I quickly grew tired of waiting for my glass analog thermometer and switched to one of these. You frequently need a thermometer on brew day and a digital one will save you time and frustration. This one is easy to read and will register the accurate temperature within a few seconds.
Maximize your kegerator action with this great gear!
If you want to really supercharge your kegerator you need a Randall. The Randall is used between the beer keg and your tap. Fill it with whole leaf hops and the alcohol in the beer acts as a solvent for the hop oils. It will impart an intense flavor and aroma that is unique to the Randall. You can also experiment with other ingredients like fruit, wood chips, or coffee if you want to get really crazy.
Switching from bottling to kegging has one draw back: your beer is less portable. I’m guessing you already have a growler or three, so get this growler filler to make transporting your beer more convenient. The metal fitting fits into most standard American beer faucets. The other end has a hose that goes into growler for filling. This fills your growlers from bottom up which helps keep the beer from foaming up.
My kegerator is out in the shop so a pitcher is key. A pitcher will save you on trips back and forth to the kegerator, because I know you’re going to want more than one beer. This is a standard clear plastic pitcher (here’s a glass one if you’re feeling fancy) that probably won’t break if you drop it.
On Saturday we attended one of the best beer fests you’ll find, Sierra Nevada’s Single, Fresh, Wet, & Wild Hop Harvest Festival. This is the third time in five years that Sierra Nevada has put together this wonderful little beer fest in Chico, California. I hope they continue this fest or, better yet, make it an annual event. This year over 50 breweries from across the country poured some great beers. The weather was perfect and the lines were short or non-existent.
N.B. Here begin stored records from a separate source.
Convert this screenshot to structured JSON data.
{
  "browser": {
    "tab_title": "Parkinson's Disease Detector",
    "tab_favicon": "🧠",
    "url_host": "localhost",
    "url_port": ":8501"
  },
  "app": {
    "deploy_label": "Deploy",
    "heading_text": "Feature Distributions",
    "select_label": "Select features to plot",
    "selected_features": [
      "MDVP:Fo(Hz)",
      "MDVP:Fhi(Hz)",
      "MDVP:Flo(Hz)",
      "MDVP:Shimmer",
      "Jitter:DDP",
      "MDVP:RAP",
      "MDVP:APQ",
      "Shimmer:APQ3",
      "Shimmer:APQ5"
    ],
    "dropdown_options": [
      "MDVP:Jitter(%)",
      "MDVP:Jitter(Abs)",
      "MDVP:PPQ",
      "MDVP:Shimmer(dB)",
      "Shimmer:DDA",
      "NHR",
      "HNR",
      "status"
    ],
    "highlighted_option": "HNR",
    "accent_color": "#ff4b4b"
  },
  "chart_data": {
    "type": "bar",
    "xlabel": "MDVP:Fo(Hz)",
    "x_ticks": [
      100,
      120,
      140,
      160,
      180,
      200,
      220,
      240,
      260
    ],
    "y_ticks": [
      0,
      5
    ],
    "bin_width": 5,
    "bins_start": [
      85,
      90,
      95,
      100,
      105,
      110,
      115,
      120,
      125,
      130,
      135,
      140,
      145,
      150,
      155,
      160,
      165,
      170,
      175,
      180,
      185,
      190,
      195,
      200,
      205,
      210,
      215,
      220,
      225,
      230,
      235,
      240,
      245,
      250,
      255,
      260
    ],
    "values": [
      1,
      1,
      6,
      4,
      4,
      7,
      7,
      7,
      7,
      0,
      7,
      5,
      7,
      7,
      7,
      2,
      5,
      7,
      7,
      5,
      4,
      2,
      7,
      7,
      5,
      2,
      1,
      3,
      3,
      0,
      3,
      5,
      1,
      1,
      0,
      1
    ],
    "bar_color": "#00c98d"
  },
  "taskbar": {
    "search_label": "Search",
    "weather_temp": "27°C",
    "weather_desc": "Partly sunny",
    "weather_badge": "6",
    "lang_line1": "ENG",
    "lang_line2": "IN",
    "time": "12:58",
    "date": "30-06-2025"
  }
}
Here’s what we tried with some super quick reviews:
Founders Harvest Ale
HopSaint Name Dropper
Hanger 24 Double IPA
Hanger 24 Chocolate Porter
Moonlight Homegrown Fresh Hop Ale
Sierra Nevada Northern Hemisphere Harvest Wet Hop IPA
Sierra Nevada Celebration Ale
Still one of the best!
Beachwood Amalgamator IPA
Rubicon Bend in the Rubicon Pale Ale
Half Acre Sticky Fat American Dark Ale
Half Acre GoneAway IPA
Finback Knoll IPA
Founders Rubaeus Raspberry Ale
Meh. Kinda cough syrupy.
Kane Sneakbox Pale Ale
Intense hops. Kinda catty/onion.
Kane Head High IPA
Intense hops. Kinda catty/onion.
New Belgium Le Terroir
Moonlight Two Weeks Notice Gruit
Really interesting stuff. Herbal.
Upland Hopsynth Dry Hopped Sour Ale
Upland Havest Ale
Bagby Continental Cream Ale
Bagby Struggle Bus
Double Mountain Killer Green IPA
Double Mountain IRA
Redwood Curtain Simcoe IPA
Very Good. Redwood Curtain is great!
Redwood Curtain Dutchbier 5.4
Very Good. Redwood Curtain is great!
Russian River Pliny the Elder
Still an awesome IPA
Russian River Supplication
Still one of the best wild ales you’ll find
The highlights of the festival were both of Half Acre’s beers, New Belgium Le Terroir, both of Redwood Curtain’s beers, and both of Hanger 24’s beers. If you haven’t been to this fun festival keep an eye out for it the next year or two!
Brewed with Cholaca out of Boulder, Colorado. Cholaca is a form of pure liquid chocolate that contains only three ingredients: cacao, water and coconut sugar. Uses only fair-trade cacao beans sourced from select farms in Ecuador and Peru.
Highlights of GABF day 3 were J. Wakefield’s Miami Madness Berliner Weisse and Jester King’s Spontaneous Blend 4. After the early GABF session I headed over to First Draft for Tavour‘s VIP party. You can see the full recap at grubulub.com/gabf-day-3-recap.